▸ **Task details**
Find the lines holding the string "color" in the data, then copy all of them.

[[ Records for the task open ]]

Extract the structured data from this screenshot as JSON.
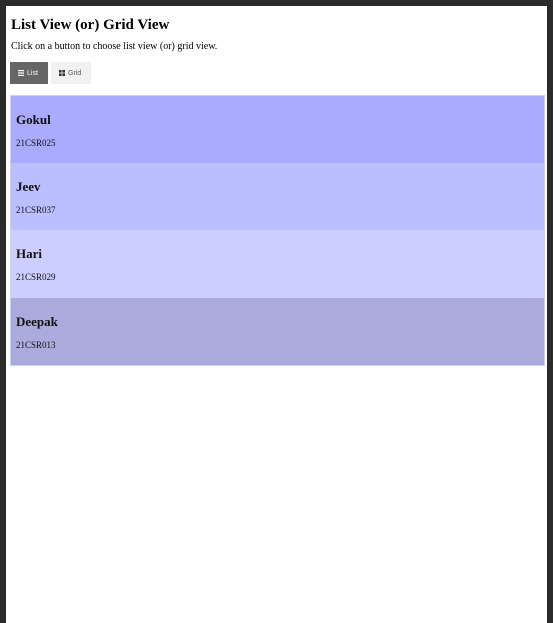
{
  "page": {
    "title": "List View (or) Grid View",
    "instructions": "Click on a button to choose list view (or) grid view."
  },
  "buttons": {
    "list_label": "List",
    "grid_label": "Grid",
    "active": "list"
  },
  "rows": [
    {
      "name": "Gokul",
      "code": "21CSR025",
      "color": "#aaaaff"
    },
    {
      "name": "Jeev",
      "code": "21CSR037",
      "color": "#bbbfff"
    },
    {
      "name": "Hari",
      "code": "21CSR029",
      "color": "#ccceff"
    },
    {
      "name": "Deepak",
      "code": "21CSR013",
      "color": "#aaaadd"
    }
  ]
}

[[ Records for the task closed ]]

▸ **Solution for this task**
      "color": "#aaaaff"
      "color": "#bbbfff"
      "color": "#ccceff"
      "color": "#aaaadd"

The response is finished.